Provided records =
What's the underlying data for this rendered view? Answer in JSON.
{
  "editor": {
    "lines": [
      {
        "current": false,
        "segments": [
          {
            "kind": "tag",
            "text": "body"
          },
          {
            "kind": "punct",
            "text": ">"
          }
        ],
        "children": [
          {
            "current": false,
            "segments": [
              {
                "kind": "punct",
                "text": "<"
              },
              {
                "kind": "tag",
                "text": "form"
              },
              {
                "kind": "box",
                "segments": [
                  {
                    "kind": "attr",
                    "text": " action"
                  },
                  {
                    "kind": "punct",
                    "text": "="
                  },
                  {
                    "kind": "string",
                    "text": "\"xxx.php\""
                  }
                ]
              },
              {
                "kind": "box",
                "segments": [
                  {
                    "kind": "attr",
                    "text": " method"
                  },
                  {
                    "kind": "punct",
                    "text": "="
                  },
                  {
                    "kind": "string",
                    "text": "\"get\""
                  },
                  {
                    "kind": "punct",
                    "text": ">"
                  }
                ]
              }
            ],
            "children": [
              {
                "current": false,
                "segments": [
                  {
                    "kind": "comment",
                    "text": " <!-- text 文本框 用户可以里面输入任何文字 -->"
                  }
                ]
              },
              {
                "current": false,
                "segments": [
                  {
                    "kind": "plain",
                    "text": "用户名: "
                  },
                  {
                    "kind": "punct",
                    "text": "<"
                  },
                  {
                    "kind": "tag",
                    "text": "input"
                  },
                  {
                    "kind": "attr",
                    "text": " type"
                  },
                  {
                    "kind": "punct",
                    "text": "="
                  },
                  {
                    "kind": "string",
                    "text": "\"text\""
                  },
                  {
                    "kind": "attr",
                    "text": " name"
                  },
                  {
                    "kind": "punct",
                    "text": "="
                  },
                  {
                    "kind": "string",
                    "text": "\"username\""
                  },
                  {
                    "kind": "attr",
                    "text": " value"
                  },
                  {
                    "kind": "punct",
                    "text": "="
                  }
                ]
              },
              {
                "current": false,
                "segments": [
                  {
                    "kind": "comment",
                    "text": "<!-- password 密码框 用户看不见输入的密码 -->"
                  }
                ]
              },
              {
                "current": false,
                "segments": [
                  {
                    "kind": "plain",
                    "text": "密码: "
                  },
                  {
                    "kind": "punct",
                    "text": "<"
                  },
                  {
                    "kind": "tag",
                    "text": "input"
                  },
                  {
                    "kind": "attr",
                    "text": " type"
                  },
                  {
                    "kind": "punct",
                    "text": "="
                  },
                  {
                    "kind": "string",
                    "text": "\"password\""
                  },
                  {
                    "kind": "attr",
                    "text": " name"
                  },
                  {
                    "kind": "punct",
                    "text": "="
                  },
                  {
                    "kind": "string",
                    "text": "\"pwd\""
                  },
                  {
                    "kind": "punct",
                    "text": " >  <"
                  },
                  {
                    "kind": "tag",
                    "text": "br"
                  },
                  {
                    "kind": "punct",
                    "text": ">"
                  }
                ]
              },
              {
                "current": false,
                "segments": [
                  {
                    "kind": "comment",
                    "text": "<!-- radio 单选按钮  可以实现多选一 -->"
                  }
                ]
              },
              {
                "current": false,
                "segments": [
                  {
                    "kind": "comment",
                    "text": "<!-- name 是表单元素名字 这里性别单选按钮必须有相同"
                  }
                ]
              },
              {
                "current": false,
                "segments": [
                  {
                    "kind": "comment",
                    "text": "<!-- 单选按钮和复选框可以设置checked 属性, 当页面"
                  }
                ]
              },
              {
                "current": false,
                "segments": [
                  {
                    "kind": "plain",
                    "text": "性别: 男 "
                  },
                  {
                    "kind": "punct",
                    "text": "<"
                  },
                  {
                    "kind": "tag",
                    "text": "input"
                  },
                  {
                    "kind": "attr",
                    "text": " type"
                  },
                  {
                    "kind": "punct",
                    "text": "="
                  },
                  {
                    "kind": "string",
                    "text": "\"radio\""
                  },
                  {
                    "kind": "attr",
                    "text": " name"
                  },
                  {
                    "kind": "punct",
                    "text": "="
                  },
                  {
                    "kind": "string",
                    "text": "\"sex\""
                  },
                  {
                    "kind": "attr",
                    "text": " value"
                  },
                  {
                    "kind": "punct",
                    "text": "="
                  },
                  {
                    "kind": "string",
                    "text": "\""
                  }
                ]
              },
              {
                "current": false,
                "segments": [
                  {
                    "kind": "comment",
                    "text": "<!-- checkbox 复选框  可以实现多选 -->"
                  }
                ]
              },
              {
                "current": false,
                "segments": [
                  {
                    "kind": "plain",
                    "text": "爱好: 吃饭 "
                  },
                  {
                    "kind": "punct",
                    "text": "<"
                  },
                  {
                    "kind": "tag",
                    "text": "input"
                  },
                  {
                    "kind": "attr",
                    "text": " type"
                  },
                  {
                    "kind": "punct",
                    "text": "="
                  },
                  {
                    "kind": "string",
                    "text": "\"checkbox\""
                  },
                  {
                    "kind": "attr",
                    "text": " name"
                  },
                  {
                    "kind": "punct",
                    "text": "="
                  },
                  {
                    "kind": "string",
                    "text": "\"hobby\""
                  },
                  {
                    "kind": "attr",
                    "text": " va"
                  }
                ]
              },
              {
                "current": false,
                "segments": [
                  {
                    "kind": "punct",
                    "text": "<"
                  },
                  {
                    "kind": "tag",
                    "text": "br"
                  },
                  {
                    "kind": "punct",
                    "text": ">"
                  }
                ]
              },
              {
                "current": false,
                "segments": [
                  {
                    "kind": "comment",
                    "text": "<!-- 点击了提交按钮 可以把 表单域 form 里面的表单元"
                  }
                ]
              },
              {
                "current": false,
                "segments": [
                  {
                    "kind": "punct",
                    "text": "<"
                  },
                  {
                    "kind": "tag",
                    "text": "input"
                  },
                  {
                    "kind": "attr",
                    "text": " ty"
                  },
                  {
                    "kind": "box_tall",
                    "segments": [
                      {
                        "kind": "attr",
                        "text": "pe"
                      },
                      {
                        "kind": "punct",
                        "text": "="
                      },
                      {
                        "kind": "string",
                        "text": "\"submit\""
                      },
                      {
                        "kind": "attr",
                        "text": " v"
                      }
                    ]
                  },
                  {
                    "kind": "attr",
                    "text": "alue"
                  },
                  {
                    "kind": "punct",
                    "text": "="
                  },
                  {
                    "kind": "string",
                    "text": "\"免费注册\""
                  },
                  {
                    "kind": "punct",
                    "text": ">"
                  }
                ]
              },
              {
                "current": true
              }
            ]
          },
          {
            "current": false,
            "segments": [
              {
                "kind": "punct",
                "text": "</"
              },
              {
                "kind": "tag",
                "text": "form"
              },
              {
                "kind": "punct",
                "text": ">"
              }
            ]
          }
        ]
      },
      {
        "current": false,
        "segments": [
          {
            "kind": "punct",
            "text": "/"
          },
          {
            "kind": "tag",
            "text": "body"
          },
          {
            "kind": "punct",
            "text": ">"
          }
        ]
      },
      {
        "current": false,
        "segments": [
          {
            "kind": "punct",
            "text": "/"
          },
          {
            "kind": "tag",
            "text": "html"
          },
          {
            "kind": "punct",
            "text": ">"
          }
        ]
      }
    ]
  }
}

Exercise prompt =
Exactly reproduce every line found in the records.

Answer to this task =
What's the underlying data for this rendered view? Answer in JSON.
{
  "editor": {
    "lines": [
      {
        "current": false,
        "segments": [
          {
            "kind": "tag",
            "text": "body"
          },
          {
            "kind": "punct",
            "text": ">"
          }
        ],
        "children": [
          {
            "current": false,
            "segments": [
              {
                "kind": "punct",
                "text": "<"
              },
              {
                "kind": "tag",
                "text": "form"
              },
              {
                "kind": "box",
                "segments": [
                  {
                    "kind": "attr",
                    "text": " action"
                  },
                  {
                    "kind": "punct",
                    "text": "="
                  },
                  {
                    "kind": "string",
                    "text": "\"xxx.php\""
                  }
                ]
              },
              {
                "kind": "box",
                "segments": [
                  {
                    "kind": "attr",
                    "text": " method"
                  },
                  {
                    "kind": "punct",
                    "text": "="
                  },
                  {
                    "kind": "string",
                    "text": "\"get\""
                  },
                  {
                    "kind": "punct",
                    "text": ">"
                  }
                ]
              }
            ],
            "children": [
              {
                "current": false,
                "segments": [
                  {
                    "kind": "comment",
                    "text": " <!-- text 文本框 用户可以里面输入任何文字 -->"
                  }
                ]
              },
              {
                "current": false,
                "segments": [
                  {
                    "kind": "plain",
                    "text": "用户名: "
                  },
                  {
                    "kind": "punct",
                    "text": "<"
                  },
                  {
                    "kind": "tag",
                    "text": "input"
                  },
                  {
                    "kind": "attr",
                    "text": " type"
                  },
                  {
                    "kind": "punct",
                    "text": "="
                  },
                  {
                    "kind": "string",
                    "text": "\"text\""
                  },
                  {
                    "kind": "attr",
                    "text": " name"
                  },
                  {
                    "kind": "punct",
                    "text": "="
                  },
                  {
                    "kind": "string",
                    "text": "\"username\""
                  },
                  {
                    "kind": "attr",
                    "text": " value"
                  },
                  {
                    "kind": "punct",
                    "text": "="
                  }
                ]
              },
              {
                "current": false,
                "segments": [
                  {
                    "kind": "comment",
                    "text": "<!-- password 密码框 用户看不见输入的密码 -->"
                  }
                ]
              },
              {
                "current": false,
                "segments": [
                  {
                    "kind": "plain",
                    "text": "密码: "
                  },
                  {
                    "kind": "punct",
                    "text": "<"
                  },
                  {
                    "kind": "tag",
                    "text": "input"
                  },
                  {
                    "kind": "attr",
                    "text": " type"
                  },
                  {
                    "kind": "punct",
                    "text": "="
                  },
                  {
                    "kind": "string",
                    "text": "\"password\""
                  },
                  {
                    "kind": "attr",
                    "text": " name"
                  },
                  {
                    "kind": "punct",
                    "text": "="
                  },
                  {
                    "kind": "string",
                    "text": "\"pwd\""
                  },
                  {
                    "kind": "punct",
                    "text": " >  <"
                  },
                  {
                    "kind": "tag",
                    "text": "br"
                  },
                  {
                    "kind": "punct",
                    "text": ">"
                  }
                ]
              },
              {
                "current": false,
                "segments": [
                  {
                    "kind": "comment",
                    "text": "<!-- radio 单选按钮  可以实现多选一 -->"
                  }
                ]
              },
              {
                "current": false,
                "segments": [
                  {
                    "kind": "comment",
                    "text": "<!-- name 是表单元素名字 这里性别单选按钮必须有相同"
                  }
                ]
              },
              {
                "current": false,
                "segments": [
                  {
                    "kind": "comment",
                    "text": "<!-- 单选按钮和复选框可以设置checked 属性, 当页面"
                  }
                ]
              },
              {
                "current": false,
                "segments": [
                  {
                    "kind": "plain",
                    "text": "性别: 男 "
                  },
                  {
                    "kind": "punct",
                    "text": "<"
                  },
                  {
                    "kind": "tag",
                    "text": "input"
                  },
                  {
                    "kind": "attr",
                    "text": " type"
                  },
                  {
                    "kind": "punct",
                    "text": "="
                  },
                  {
                    "kind": "string",
                    "text": "\"radio\""
                  },
                  {
                    "kind": "attr",
                    "text": " name"
                  },
                  {
                    "kind": "punct",
                    "text": "="
                  },
                  {
                    "kind": "string",
                    "text": "\"sex\""
                  },
                  {
                    "kind": "attr",
                    "text": " value"
                  },
                  {
                    "kind": "punct",
                    "text": "="
                  },
                  {
                    "kind": "string",
                    "text": "\""
                  }
                ]
              },
              {
                "current": false,
                "segments": [
                  {
                    "kind": "comment",
                    "text": "<!-- checkbox 复选框  可以实现多选 -->"
                  }
                ]
              },
              {
                "current": false,
                "segments": [
                  {
                    "kind": "plain",
                    "text": "爱好: 吃饭 "
                  },
                  {
                    "kind": "punct",
                    "text": "<"
                  },
                  {
                    "kind": "tag",
                    "text": "input"
                  },
                  {
                    "kind": "attr",
                    "text": " type"
                  },
                  {
                    "kind": "punct",
                    "text": "="
                  },
                  {
                    "kind": "string",
                    "text": "\"checkbox\""
                  },
                  {
                    "kind": "attr",
                    "text": " name"
                  },
                  {
                    "kind": "punct",
                    "text": "="
                  },
                  {
                    "kind": "string",
                    "text": "\"hobby\""
                  },
                  {
                    "kind": "attr",
                    "text": " va"
                  }
                ]
              },
              {
                "current": false,
                "segments": [
                  {
                    "kind": "punct",
                    "text": "<"
                  },
                  {
                    "kind": "tag",
                    "text": "br"
                  },
                  {
                    "kind": "punct",
                    "text": ">"
                  }
                ]
              },
              {
                "current": false,
                "segments": [
                  {
                    "kind": "comment",
                    "text": "<!-- 点击了提交按钮 可以把 表单域 form 里面的表单元"
                  }
                ]
              },
              {
                "current": false,
                "segments": [
                  {
                    "kind": "punct",
                    "text": "<"
                  },
                  {
                    "kind": "tag",
                    "text": "input"
                  },
                  {
                    "kind": "attr",
                    "text": " ty"
                  },
                  {
                    "kind": "box_tall",
                    "segments": [
                      {
                        "kind": "attr",
                        "text": "pe"
                      },
                      {
                        "kind": "punct",
                        "text": "="
                      },
                      {
                        "kind": "string",
                        "text": "\"submit\""
                      },
                      {
                        "kind": "attr",
                        "text": " v"
                      }
                    ]
                  },
                  {
                    "kind": "attr",
                    "text": "alue"
                  },
                  {
                    "kind": "punct",
                    "text": "="
                  },
                  {
                    "kind": "string",
                    "text": "\"免费注册\""
                  },
                  {
                    "kind": "punct",
                    "text": ">"
                  }
                ]
              },
              {
                "current": true
              }
            ]
          },
          {
            "current": false,
            "segments": [
              {
                "kind": "punct",
                "text": "</"
              },
              {
                "kind": "tag",
                "text": "form"
              },
              {
                "kind": "punct",
                "text": ">"
              }
            ]
          }
        ]
      },
      {
        "current": false,
        "segments": [
          {
            "kind": "punct",
            "text": "/"
          },
          {
            "kind": "tag",
            "text": "body"
          },
          {
            "kind": "punct",
            "text": ">"
          }
        ]
      },
      {
        "current": false,
        "segments": [
          {
            "kind": "punct",
            "text": "/"
          },
          {
            "kind": "tag",
            "text": "html"
          },
          {
            "kind": "punct",
            "text": ">"
          }
        ]
      }
    ]
  }
}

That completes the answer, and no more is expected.